Best for: People who want to send larger amounts of money and those who want to make convenient international payments.

What to watch: Pay attention to fees you may incur when sending money to another country. Also double check to whom you are sending money and for what amount, since transactions can’t be canceled.

5. Apple Cash

If you have an iPhone or Apple Watch, Apple Cash is another option to send and receive money to and from other Apple device users via a quick text.

To use the functionality, you must first set up Apple Cash in your Apple Wallet — a process that will require linking a debit card to fund the transfer. After that, press the Apple Pay icon in the Messages app on your device to send money via a text to one of your contacts. The transferred funds will appear in the recipient’s wallet.

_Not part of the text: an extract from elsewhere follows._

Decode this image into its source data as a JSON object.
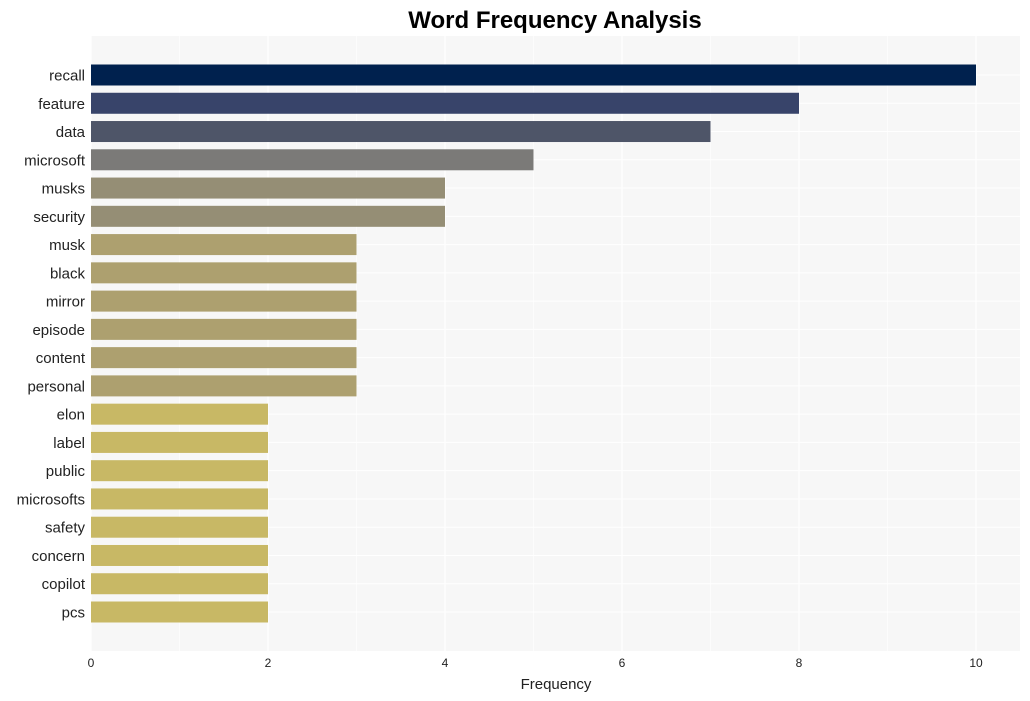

  • There are free ways to send and receive money, but Apple will charge you a 1.5 percent fee for instant transfers. The minimum fee for instant transfers is 25 cents and the maximum fee is $15.
  • If the recipient doesn’t accept the payment, you can cancel it.
  • You can ask Siri to pay one of your contacts.
  • The minimum you can send per message is $1 and the maximum is $10,000.
  • A maximum of $10,000 can be sent or received within a seven-day period.

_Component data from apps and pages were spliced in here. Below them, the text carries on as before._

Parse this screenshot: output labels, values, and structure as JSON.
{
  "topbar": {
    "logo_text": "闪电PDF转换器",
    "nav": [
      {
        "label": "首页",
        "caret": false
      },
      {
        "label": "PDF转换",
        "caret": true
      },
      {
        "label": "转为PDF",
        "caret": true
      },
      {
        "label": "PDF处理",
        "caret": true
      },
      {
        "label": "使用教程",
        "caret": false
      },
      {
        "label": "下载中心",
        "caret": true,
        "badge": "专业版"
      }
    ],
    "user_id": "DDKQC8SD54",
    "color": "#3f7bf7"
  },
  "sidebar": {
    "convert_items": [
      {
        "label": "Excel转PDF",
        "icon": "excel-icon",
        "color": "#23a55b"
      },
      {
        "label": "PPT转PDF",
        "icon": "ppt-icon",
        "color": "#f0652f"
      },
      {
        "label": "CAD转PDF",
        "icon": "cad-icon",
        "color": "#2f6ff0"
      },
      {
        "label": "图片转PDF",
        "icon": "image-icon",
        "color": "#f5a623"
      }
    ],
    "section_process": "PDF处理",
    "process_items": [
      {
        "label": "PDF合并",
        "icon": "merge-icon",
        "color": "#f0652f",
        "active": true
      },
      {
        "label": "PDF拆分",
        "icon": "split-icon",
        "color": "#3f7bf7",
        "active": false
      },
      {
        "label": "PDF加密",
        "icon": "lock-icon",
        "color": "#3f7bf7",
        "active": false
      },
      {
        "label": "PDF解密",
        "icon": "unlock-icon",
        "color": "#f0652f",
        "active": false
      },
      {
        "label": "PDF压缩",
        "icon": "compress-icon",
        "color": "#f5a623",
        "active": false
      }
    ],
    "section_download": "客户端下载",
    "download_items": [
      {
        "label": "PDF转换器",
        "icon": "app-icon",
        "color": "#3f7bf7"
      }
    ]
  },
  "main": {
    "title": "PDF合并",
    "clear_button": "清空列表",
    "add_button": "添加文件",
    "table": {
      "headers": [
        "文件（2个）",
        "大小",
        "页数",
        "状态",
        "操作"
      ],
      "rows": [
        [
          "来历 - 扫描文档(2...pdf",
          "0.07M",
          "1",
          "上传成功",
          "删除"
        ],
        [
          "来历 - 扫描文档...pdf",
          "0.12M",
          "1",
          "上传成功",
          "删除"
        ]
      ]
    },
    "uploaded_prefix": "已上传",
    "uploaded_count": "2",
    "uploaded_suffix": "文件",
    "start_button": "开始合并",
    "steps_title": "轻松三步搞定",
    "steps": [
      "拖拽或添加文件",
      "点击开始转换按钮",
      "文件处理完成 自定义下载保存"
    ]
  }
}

Best for: People with Apple devices who want payment services streamlined through their device.

What to watch: Unlike some other options, you have to accept the money sent for it to deposit into your account.

6. Google Pay

Google Pay is available on Google Play and on iOS devices for those who have a Google account. It can be used to send and receive money between friends and family, as well as to make contactless purchases in stores or online.

  • Like other options, the money moving in and out of Google Pay comes from a linked debit card or bank account that you entered into the app.
  • In a seven-day period, Google lets you send up to $5,000 if you’re verified (or $500 if your identity isn’t verified).
  • Google Pay lets you set up groups to help split up the costs for things like rent or dinner.

Best for: Splitting payments or bills among a group of people.

What to watch: It doesn’t support credit cards as a way to send money to someone you know.

7. Samsung Pay Cash

Samsung Pay is another digital wallet that lets you send money to someone else, but the recipient needs to have a Samsung Pay Cash Account, making it less universal than some of the other peer-to-peer payment options.

A Samsung Pay Cash account labeled as “lite” is an account that’s not registered. Your account will have more limited transactions until you upgrade to a “full” account. With a lite account, you may only receive a payment once a month and can send payments of up to $500 no more than 15 times over the same timeframe.

  • You can send money to friends and family from your phone with Samsung Pay Cash.
  • You can fund your account by using a debit or credit card, transferring money from your bank, setting up direct deposit or by receiving money from another person.
  • Samsung Pay Cash is available on Google Play.
  • The recipient must accept the payment to complete the transaction; if it’s not accepted within five days, the payment will expire.

Best for: People who have Samsung devices.

What to watch: Make sure the person you are sending money to has a Samsung Pay Cash account (or wants one).

Bottom line

Mobile apps can be a great way to send money quickly to others. Make sure you understand whether there are any fees for sending money and how fast the money will get to the recipient.

Most P2P payment services require that both the sender and recipient have the app for the payment to go through. This might factor into your decision when shopping around for the right payment app if your friends or family tend to use one in particular.

— Bankrate’s René Bennett contributed to an update of this story.

Written by
Matthew Goldberg
Consumer banking reporter
Matthew Goldberg is a consumer banking reporter at Bankrate. Matthew has been in financial services for more than a decade, in banking and insurance.
Edited by
Managing editor
Reviewed by
Senior wealth manager, LourdMurray